Dishonest assistance - Equity would impose liability on a person who rendered dishonest assistance to a breach of fiduciary duty. The basic requirements for liability were that there must have been a breach of trust or fiduciary duty; the defendant must have procured or assisted that breach; and have acted dishonestly in doing so, Royal Brunei Airlines Sdn Bhd v Tan  2 A.C. 378 applied. Nothing less than dishonesty would suffice for liability, Ivey v Genting Casinos UK Ltd (t/a Crockfords Club)  UKSC 67 applied. The conduct amounting to assistance was the acts of the traders in causing the bank to enter into contracts for the purchase of carbon credits from C, and in paying C the amount of VAT chargeable on those contracts, which assisted the subsequent breaches of fiduciary duty by the directors (see paras 159-165 of judgment). A person who caused a company to participate in a transaction under which monies were passed in one direction and goods passed in the other, could be liable for providing assistance to defaulting fiduciaries of a company further along a chain of similar transactions, Alpha Sim Communications Ltd v Caz Distribution Services Ltd  EWHC 207 (Ch) applied. The traders and bank had been buffered from the frauds at the claimant companies by C, but if a chain of transactions could be established linking the actions of the traders and the bank with the misapplication of the VAT monies by the directors, then assistance could still be said to have been given (paras 170-172).

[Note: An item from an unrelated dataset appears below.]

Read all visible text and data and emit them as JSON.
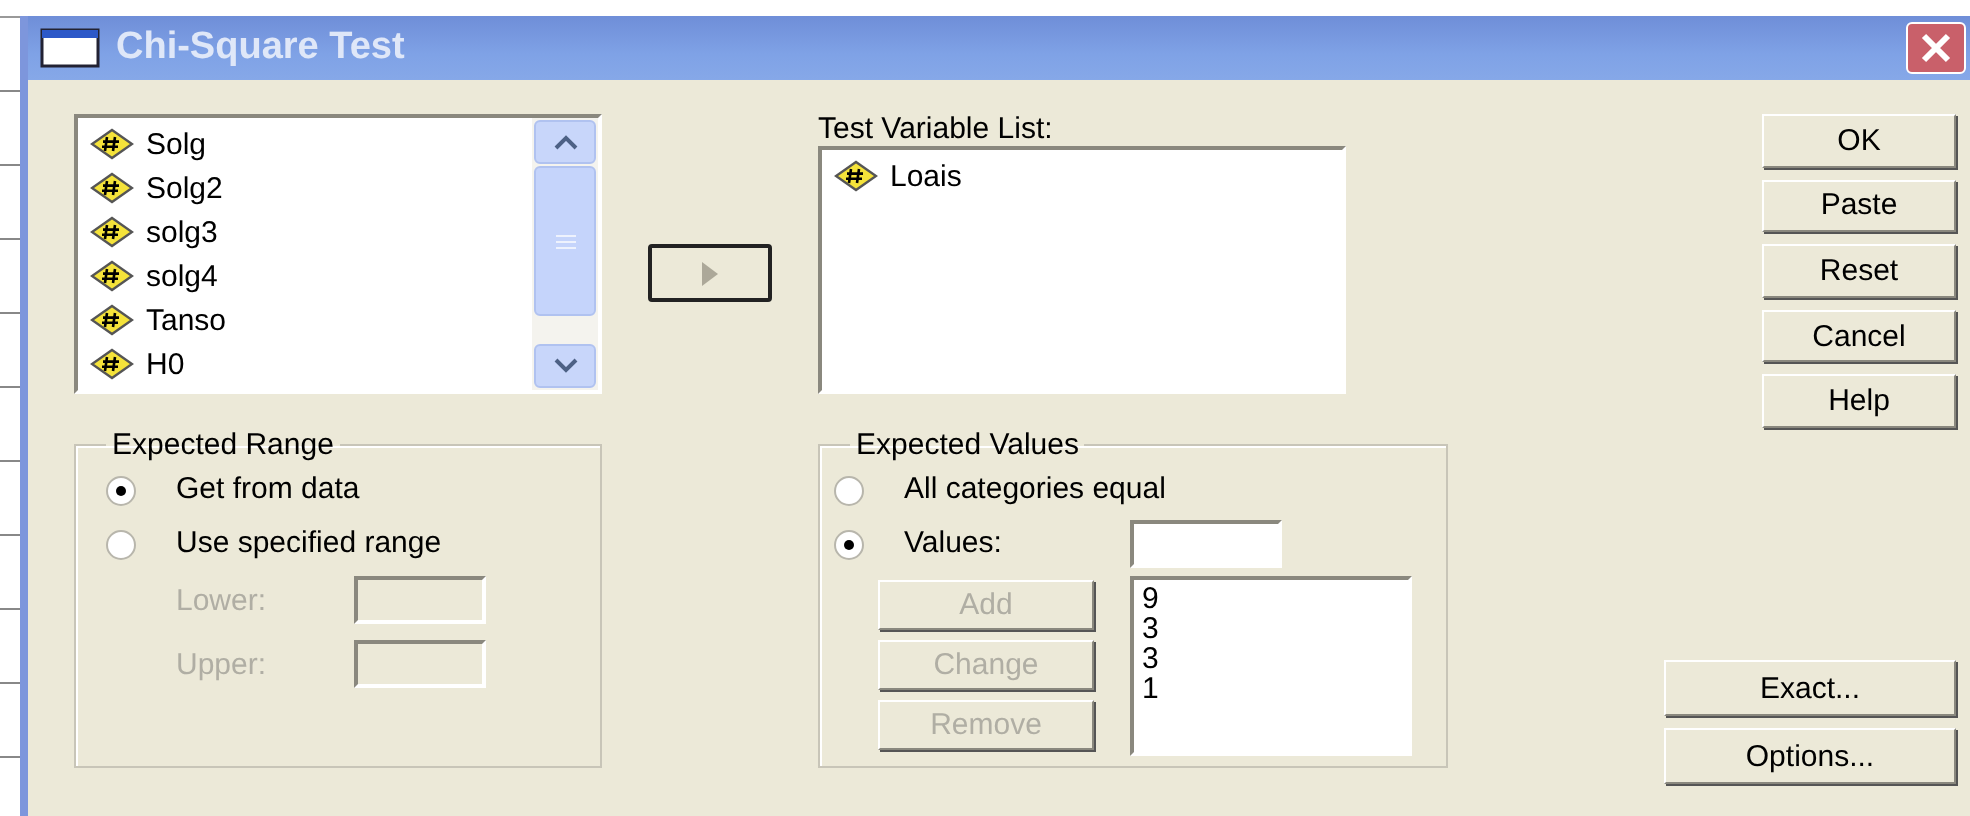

Knowledge and dishonesty - The manner in which the traders had given evidence was not that of witnesses attempting genuinely to provide their unvarnished recollection (para.492). It was inherently unlikely that both traders, from different business backgrounds, would have been labouring under the same fundamental misapprehension that VAT was not chargeable on the spot trading of EUAs. In relation to the first trader, by 11 June 2009 he had been well aware that VAT was charged on any spot EUA trading with a UK counterparty and that there was a risk that EUAs might be used as part of a VAT carousel or MTIC fraud (para.310). The court did not believe the second trader's evidence that he had been unaware that VAT was payable until early July 2009 (para.327). By 18 June 2009, both traders knew that C was a small company which had, with no similar trading history, suddenly traded in a large number of EUAs over a short period. That steep increase had caused the traders to question what C's business model might be. Contrary to their evidence, they had been well aware at all times that VAT was chargeable (para.435). Their evidence was untrue, implausible and designed falsely to suggest that there was no reason why they should have made the connection between the increased trading and the possibility that it was connected to VAT fraud (para.452). Their evidence was fundamentally undermined by the total lack of documentary records (para.455). At the latest, by 25 June 2009, they had deliberately decided to ignore the obvious risk that C's trading was connected with VAT fraud; and by continuing to trade with C thereafter, they had acted dishonestly (para.497). The case of dishonest assistance or knowing participation in fraudulent trading was made out in relation to the trading between the bank and C after 25 June 2009. Both defendants were liable for dishonest assistance and knowingly being a party to fraudulent trading by the claimant companies by reason of the bank's trading with C from 26 June 2009 to 6 July 2009. The remainder of the claim was dismissed (para.557).
Judgment for claimants in part.